    But Wally Matthews told me that it was only the retreads and backups that were allowing the Yankees to win, and there was no way they could keep it up.

    What am I to believe?

  • Vinny Scafuto

    It’ll be interesting to see if he rebounds against LHP’s as well this year. In a ridiculously small sample size of 16 PA’s, he’s hitting .231 / .375/ .308 against lefties compared to .462 / .559 / 1.077 against righties.

    • OldYanksFan

      Unusual. Got a heat chart? I’kk bet Lefties are pitching him outside and outsider.

  • Poopy Pants


    – RAB’d

    • Josh

      really? you’re gonna sss that? mike’s not talking about arod sustaining that. he’s talking about what’s happened so far and that he looks like the player that’s won two mvp’s with the yanks. it’s a sign, not the end result.

    • Jerome S.


  • Monteroisdinero

    We’re gonna miss his power from the right side in a few years.



  • MannyGeee

    so, only semi off topic, but considering how well Alex has been swing the bat and how Jorge, eh hem, hasn’t… do you DH Alex for the Toronto series and let that Chavez guy play 3rd? keeps him off the turf, sort of

    • JDDZip

      I was thinking about this but we have an offday friday if were gonna rest him might as well rest him 100%. So even if he misses two games he would have gotten 5 days of rest which should keep him fresh

  • RollingWave

    8% , I miss more than that hitting against 60 mph batting machines.

    granted , those machines often have a mind of their own and blows a lot of high heat and some occasionaly split fingers.
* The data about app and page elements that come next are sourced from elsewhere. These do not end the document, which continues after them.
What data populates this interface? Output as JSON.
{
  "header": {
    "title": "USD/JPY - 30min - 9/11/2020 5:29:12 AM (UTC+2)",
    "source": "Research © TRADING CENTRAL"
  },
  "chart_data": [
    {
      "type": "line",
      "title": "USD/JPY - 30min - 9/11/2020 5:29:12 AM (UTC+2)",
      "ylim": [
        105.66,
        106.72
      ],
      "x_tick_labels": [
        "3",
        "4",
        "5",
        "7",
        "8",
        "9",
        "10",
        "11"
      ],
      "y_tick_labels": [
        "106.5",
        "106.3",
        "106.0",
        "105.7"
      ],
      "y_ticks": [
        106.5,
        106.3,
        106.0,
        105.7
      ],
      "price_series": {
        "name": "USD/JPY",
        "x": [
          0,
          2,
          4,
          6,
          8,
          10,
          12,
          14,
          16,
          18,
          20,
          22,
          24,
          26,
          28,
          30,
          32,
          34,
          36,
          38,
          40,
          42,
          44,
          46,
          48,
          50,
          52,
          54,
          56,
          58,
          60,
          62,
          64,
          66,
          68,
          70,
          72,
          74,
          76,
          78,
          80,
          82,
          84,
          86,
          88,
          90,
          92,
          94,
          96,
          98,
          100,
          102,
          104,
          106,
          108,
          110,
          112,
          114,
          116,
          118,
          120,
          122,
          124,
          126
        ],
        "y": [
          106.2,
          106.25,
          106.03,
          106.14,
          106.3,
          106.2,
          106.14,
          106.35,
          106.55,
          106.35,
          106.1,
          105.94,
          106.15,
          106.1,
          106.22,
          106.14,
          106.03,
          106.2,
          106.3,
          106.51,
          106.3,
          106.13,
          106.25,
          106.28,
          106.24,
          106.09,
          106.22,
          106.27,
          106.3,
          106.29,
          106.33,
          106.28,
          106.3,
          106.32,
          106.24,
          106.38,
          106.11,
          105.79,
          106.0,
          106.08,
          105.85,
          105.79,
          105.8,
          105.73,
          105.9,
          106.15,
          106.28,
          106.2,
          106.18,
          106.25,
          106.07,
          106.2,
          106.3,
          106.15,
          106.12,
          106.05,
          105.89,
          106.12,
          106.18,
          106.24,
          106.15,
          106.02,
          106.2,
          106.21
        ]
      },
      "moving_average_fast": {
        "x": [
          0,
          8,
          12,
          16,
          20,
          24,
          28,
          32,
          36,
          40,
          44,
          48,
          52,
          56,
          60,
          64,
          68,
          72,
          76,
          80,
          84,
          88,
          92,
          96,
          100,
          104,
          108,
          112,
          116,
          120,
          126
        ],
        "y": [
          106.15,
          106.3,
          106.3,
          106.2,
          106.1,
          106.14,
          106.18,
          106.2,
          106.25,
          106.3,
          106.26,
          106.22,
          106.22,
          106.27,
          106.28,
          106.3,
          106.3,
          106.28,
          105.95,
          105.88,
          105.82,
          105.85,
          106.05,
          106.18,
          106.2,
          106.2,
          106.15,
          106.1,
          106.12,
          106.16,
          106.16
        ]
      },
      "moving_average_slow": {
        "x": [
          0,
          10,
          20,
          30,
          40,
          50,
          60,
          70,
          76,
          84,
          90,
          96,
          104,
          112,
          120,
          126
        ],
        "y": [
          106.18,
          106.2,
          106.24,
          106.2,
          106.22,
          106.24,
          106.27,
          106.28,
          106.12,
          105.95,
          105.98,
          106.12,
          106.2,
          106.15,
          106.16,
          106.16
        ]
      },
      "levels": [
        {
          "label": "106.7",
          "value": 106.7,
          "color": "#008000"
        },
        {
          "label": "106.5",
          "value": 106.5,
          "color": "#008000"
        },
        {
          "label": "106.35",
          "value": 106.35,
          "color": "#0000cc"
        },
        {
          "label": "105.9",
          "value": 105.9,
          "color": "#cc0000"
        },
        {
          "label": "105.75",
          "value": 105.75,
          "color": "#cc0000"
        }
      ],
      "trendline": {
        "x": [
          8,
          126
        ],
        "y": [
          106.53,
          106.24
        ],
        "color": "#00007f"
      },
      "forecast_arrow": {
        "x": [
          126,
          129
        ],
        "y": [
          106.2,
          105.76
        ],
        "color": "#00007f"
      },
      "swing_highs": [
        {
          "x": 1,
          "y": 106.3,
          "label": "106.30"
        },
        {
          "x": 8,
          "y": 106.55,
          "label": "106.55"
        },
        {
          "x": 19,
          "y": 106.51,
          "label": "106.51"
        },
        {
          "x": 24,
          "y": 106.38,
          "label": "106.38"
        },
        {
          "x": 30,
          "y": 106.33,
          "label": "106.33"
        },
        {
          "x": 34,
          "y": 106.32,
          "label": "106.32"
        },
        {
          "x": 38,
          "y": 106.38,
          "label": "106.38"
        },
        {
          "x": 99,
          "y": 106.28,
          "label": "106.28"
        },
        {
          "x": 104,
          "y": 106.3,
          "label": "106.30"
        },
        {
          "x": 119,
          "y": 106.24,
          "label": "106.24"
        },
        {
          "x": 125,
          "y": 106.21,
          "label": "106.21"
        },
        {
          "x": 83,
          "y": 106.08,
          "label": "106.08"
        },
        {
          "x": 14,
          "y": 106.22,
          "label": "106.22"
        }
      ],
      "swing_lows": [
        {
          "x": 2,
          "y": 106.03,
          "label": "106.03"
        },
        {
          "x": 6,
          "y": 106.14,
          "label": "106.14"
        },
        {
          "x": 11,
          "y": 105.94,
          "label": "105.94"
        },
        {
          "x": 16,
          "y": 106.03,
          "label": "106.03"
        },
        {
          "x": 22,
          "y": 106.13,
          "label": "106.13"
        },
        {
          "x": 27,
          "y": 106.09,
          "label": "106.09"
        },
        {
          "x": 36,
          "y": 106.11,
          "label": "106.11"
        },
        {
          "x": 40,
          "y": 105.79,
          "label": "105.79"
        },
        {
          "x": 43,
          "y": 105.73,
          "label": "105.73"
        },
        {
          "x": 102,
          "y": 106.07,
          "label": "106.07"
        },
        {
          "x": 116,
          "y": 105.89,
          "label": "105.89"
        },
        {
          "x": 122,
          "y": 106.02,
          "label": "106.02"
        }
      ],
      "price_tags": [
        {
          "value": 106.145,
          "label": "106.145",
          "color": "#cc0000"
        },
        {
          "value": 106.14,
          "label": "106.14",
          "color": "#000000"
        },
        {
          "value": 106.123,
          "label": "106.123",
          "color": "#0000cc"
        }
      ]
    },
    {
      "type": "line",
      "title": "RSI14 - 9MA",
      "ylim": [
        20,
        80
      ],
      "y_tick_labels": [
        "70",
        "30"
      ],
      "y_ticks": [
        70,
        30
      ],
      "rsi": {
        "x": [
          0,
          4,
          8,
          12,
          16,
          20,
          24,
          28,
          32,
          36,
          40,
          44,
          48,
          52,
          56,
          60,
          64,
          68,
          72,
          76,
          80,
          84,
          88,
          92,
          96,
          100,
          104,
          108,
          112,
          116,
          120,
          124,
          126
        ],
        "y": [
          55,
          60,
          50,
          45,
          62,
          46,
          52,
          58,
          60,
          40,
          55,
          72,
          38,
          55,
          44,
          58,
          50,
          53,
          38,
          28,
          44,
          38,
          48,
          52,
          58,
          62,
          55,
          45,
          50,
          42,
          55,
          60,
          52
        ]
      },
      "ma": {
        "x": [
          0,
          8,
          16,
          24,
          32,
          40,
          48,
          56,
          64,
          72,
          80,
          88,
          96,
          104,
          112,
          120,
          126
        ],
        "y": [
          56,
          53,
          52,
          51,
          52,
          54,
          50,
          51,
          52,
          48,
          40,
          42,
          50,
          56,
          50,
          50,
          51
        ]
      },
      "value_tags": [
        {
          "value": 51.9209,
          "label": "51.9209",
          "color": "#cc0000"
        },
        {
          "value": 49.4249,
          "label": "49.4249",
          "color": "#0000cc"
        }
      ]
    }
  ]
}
  • RollingWave

    In a non-Yankee related question, am I the only one that for some reason have much more problem hitting batting cages machine balls more than hitting live balls? I almost never whiff on fastballs in real games (against similar level competition anyway). but I can rarely square up a machine well depite being supposedly similar in speed.

    • NJ_Andy

      I find real opponents way trickier. In a cage, after a few swings, you know exactly what you’re looking for. It’s easy to expect and mash.

      In real games pitchers are craftier, and offspeed junk is my bane.